The \phi, \psi angles around a given amino acid residue in a protein can be predicted using emprical data from similar protein structure in the PDB. The predictions can then be suggested to more sophisticated structure prediction search algorithms.

In [5], it was suggested to predict the “half-angles” (\psi_i, \phi_{i+1}) instead of the “whole-angles” (\phi_i, \psi_i), as these were associated to two amino acid residues and therefore were more specific. However, the datasets of (\psi_i, \phi_{i+1}) angles are correspondingly much smaller.

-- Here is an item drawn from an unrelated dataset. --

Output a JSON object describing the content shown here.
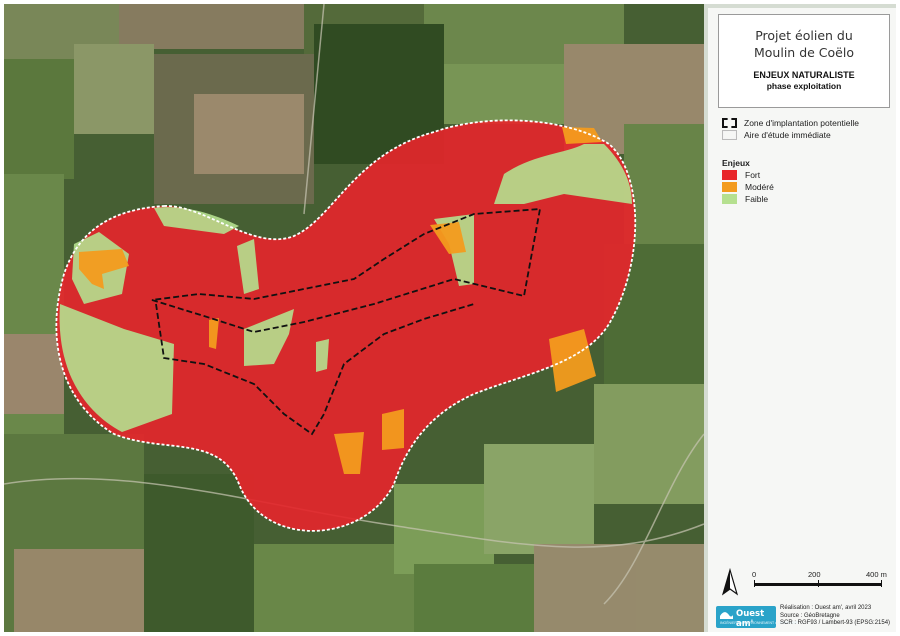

They therefore used a Dirichlet process mixture (with bivariate von Mises distributions) to model the (\psi_i, \phi_{i+1}) angles distribution and predicted angular values from the posterior predictive distribution.

Their statistical model is clear and well suited to the task. Most of the parameters are easily interpretable and allow for the necessary prior information incorporation (some parameters are more difficult to interpret and are there to give flexibility to the model). They clearly show that the use of “half-angles” yields better prediction than the use of “whole-angles”


[1] Watson, Baker, Bell, Gann, Levine and Losick, Molecular Biology of the Gene, sixth edition.

[2] Richardson, J.S., The Anatomy and Taxonomy of Protein Structure,

[3] Ramanchandran et al., Stereochemistry of Polypeptide Chain Configurations, J. Mol. Bio. 1963

[4] Hovmoller, S., Tuping, Z. and Thomas, O. Conformations of amino acids in proteins, Biological Crystallography, 2002.

[5] Lennox, K., et al., Density Estimation for Protein Conformation Angles Using a Bivariate von Mises Distribution and Bayesian Nonparametrics, Journal of the American Statistical Association, 2009.

One thought on “Statistical aspects of protein structure prediction

  1. […] use these grids to construct smooth approximations to bivariate angular probability densities (of interest in protein bioinformatics) and to specify semiparametric priors on bivariate angular density spaces. The grid on the Torus […]

Leave a comment

Fill in your details below or click an icon to log in: Logo

You are commenting using your account. Log Out /  Change )

Google photo

You are commenting using your Google account. Log Out /  Change )

Twitter picture

You are commenting using your Twitter account. Log Out /  Change )

Facebook photo

You are commenting using your Facebook account. Log Out /  Change )

Connecting to %s